#3 Software Products USUALLY Have Amazing Free Training
The best thing s SAAS company can do to reduce churn on their products is to educate their users quickly, completely and efficiently
The best companies know this so they invest big money into creating training videos, hosting webinars and more to ensure their users master their software.
Tools like Surfer SEO bend over backwards to train their users.
Heck, the training above is actually free for everyone, not just users.
#4 Doing Is Mandatory to Retain
Toxic self education is a real thing. It feels productive, and it is, but there is a point of diminishing returns.
If we consume and don’t act on what we’ve learned, we forget most of it.
When self education takes priority over action, there is an issue.
Disclaimer, the learning pyramid isn't accepted by everyone, but as a rule of thumb, I think it's safe to start with.
#5 General Self Help Becomes Redundant Quickly
I love a good self help book as much as the next bro-entrepreneur, but let’s face it: there is little new information after you’ve read the heavy hitters like "How to Win Friends and Influence People" and "Atomic Habits".
I suggest focusing on specific skills once you've dialed in your mindset.
#6 Accountability Is a Cheat Code
I’ve “gone halvsies” on a couple of high ticket programs with my friend and business partner Christopher multiple times.
I’ve completed every course we’ve purchased together.
Oh, and we don’t even talk about it. I just feel an extra sense of urgency because we bought it together and I’m not alone on it.
Take courses with another person or group of people and you will likely find yourself completing them more often.
#7 Price Rarely Matches Quality
It’s sad to see people sell their knowledge short while others with less value to offer dramatically over value their own programs.
But, it’s as common as the sunrise.
I’ve bought some amazing high ticket programs but I’ve had equally amazing programs that cost $14 on Udemy.
#8 Live Events often Have the Most Value Per Minute Than Courses
If you can attend an event and can engage fully and pay attention to all the speakers, that’s about as good as it gets.
There are a few reasons for this.
Reason #1, good event coordinators know you probably won’t come back next year if you don’t learn things
Reason #2, speakers go hard on making their talks stand out.
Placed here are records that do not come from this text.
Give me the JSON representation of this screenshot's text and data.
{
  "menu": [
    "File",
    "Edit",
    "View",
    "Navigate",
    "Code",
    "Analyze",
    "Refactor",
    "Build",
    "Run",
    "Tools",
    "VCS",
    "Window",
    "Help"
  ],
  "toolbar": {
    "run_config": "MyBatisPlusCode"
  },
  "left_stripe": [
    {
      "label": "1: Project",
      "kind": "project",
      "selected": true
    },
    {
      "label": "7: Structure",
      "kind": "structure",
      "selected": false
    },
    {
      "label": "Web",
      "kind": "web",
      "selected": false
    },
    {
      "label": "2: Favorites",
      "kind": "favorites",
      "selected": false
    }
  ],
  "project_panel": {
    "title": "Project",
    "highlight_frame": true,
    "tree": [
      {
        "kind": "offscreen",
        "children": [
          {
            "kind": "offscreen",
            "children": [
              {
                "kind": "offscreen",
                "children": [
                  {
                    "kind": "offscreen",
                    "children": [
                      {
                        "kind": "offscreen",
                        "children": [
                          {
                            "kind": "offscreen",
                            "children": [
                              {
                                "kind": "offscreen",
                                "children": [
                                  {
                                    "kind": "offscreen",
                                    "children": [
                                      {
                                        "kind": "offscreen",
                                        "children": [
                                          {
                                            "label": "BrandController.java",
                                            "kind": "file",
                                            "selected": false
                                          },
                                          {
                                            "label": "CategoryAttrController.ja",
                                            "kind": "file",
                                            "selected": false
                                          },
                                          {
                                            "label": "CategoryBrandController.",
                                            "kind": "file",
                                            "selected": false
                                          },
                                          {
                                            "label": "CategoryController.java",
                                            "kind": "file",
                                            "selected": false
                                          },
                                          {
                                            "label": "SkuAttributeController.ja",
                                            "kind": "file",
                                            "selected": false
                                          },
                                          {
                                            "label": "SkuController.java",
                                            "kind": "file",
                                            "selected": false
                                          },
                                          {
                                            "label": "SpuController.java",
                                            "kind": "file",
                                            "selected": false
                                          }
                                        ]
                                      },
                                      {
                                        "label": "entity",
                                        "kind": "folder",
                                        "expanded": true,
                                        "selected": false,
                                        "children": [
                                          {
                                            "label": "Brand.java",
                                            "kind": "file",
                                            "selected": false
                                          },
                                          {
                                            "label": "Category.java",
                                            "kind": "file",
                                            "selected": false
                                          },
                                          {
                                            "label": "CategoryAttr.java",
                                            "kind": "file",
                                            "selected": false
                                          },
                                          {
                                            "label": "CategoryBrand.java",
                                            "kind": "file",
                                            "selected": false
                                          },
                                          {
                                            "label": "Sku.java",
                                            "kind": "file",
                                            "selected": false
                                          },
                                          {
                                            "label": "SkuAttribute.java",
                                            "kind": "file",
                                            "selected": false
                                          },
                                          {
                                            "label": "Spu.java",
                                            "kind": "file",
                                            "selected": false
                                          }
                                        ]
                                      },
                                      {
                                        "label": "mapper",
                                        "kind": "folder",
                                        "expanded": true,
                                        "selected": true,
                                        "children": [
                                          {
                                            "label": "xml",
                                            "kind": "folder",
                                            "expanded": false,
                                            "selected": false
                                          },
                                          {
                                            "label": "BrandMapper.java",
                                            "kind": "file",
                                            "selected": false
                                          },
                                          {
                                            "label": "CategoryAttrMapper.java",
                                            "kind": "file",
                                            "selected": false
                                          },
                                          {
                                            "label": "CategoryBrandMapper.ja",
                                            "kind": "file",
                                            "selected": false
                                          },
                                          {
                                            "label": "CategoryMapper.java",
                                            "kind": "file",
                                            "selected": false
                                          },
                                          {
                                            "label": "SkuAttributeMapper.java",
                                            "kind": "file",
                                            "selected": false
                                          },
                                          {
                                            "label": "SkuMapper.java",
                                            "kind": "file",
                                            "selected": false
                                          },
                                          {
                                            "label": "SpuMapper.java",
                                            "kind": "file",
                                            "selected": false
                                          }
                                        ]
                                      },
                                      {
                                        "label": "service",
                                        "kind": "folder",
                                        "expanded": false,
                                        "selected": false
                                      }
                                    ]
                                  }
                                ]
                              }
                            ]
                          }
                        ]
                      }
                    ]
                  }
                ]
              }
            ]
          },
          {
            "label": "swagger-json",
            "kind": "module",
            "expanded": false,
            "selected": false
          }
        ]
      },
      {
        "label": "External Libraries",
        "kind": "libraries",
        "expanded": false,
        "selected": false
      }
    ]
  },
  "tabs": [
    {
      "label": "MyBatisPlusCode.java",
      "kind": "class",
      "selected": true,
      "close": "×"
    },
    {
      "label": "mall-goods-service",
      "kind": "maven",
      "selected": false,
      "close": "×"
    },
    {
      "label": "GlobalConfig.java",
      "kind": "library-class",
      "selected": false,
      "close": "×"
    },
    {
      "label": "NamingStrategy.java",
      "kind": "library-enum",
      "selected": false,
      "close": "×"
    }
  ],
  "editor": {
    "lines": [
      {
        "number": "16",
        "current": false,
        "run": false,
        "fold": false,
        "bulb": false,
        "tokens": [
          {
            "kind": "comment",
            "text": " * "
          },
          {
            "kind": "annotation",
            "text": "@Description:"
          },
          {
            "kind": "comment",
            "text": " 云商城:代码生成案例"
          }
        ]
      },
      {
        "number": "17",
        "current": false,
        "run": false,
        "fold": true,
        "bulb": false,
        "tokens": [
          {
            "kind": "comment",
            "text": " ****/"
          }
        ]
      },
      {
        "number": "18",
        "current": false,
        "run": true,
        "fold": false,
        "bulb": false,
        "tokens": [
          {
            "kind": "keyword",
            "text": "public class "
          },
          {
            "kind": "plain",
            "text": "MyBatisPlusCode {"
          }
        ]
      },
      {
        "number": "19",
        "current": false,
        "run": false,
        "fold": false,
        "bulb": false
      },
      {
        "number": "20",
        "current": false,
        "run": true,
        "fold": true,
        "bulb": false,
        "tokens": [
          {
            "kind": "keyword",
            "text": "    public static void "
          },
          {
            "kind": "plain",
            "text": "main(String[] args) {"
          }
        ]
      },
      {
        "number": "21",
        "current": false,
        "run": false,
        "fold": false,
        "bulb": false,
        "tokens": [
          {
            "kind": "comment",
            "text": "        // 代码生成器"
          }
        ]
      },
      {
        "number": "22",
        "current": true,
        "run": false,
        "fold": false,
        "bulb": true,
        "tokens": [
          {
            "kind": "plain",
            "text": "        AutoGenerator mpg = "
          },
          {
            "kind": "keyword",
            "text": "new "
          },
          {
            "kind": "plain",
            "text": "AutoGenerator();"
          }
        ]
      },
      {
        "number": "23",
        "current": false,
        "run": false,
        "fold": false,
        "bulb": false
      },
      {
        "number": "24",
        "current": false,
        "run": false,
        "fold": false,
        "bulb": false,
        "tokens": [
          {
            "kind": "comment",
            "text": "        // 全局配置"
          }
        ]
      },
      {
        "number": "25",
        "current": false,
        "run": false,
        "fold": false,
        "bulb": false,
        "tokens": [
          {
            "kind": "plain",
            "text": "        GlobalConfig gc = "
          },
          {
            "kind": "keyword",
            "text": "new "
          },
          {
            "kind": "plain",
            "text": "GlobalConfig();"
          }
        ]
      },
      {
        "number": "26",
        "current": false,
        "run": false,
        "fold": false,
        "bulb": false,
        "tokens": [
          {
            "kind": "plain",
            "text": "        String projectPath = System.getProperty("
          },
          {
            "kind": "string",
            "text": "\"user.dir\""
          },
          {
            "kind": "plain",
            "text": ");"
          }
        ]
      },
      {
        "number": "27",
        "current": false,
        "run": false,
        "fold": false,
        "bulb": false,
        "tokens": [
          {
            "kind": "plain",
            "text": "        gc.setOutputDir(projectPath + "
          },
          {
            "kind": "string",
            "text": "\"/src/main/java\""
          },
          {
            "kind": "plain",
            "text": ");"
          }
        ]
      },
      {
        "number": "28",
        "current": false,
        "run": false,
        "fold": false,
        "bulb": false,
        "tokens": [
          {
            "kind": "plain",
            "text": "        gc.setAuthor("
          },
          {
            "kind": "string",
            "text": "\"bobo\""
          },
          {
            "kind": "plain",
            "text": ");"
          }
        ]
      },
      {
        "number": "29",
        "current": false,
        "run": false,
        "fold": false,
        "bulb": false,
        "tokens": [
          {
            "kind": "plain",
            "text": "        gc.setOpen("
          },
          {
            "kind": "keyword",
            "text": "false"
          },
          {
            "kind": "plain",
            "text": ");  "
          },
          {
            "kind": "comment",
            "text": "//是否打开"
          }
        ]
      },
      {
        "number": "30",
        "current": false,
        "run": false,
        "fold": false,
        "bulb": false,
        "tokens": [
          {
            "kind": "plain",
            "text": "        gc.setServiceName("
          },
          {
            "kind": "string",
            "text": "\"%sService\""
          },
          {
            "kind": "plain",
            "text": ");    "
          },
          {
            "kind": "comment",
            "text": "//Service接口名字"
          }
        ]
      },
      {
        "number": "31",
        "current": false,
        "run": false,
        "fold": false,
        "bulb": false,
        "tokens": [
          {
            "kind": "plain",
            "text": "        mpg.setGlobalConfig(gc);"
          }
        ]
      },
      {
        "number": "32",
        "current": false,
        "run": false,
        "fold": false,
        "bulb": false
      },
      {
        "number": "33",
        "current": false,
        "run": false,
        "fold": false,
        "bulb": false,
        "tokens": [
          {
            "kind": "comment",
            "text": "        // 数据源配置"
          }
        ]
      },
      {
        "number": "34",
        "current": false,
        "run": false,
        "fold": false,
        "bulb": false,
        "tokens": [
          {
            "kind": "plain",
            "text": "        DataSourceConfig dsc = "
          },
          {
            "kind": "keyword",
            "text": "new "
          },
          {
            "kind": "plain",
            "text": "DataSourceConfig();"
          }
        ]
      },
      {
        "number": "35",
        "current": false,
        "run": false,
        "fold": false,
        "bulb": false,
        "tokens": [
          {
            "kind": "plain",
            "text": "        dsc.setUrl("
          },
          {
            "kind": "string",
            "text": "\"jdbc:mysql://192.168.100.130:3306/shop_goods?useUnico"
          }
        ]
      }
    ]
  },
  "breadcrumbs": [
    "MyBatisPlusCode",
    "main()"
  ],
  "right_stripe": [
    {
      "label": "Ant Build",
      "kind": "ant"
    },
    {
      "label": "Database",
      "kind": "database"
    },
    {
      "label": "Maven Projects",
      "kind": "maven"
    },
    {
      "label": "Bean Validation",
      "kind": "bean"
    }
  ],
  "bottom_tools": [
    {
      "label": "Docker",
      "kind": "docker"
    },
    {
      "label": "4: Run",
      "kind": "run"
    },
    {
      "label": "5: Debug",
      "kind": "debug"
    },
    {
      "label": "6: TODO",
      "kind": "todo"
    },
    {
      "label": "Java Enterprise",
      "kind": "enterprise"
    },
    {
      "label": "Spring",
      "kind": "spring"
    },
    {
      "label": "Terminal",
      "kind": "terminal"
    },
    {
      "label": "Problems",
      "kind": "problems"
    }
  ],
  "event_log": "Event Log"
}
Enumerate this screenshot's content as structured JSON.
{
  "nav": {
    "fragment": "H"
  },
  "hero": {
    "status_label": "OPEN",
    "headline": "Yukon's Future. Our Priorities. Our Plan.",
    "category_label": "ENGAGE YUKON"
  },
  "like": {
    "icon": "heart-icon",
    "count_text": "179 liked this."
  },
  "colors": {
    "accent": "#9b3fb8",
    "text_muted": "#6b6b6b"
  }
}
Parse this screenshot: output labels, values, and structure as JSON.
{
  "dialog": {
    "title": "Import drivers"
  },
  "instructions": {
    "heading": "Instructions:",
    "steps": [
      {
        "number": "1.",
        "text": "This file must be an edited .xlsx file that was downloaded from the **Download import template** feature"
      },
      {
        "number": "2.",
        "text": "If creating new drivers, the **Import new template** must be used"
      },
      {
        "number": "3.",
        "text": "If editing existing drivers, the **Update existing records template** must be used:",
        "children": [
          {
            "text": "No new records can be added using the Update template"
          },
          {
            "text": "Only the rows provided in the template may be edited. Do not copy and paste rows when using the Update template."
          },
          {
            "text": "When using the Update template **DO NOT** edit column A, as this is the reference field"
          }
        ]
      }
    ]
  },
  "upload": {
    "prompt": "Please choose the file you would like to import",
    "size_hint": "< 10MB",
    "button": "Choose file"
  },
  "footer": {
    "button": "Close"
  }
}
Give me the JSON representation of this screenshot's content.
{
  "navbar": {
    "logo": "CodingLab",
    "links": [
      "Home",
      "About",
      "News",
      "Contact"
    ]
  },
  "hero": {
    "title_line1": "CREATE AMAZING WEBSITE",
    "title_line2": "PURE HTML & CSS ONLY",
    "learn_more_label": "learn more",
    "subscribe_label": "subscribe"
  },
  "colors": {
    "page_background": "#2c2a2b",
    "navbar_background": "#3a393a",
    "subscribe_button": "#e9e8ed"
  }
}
It’s their chance to bring you in as a customer or follower so they really lay it on thick with actionable advise. Also, they want to be invited back to the next event so they need to impress.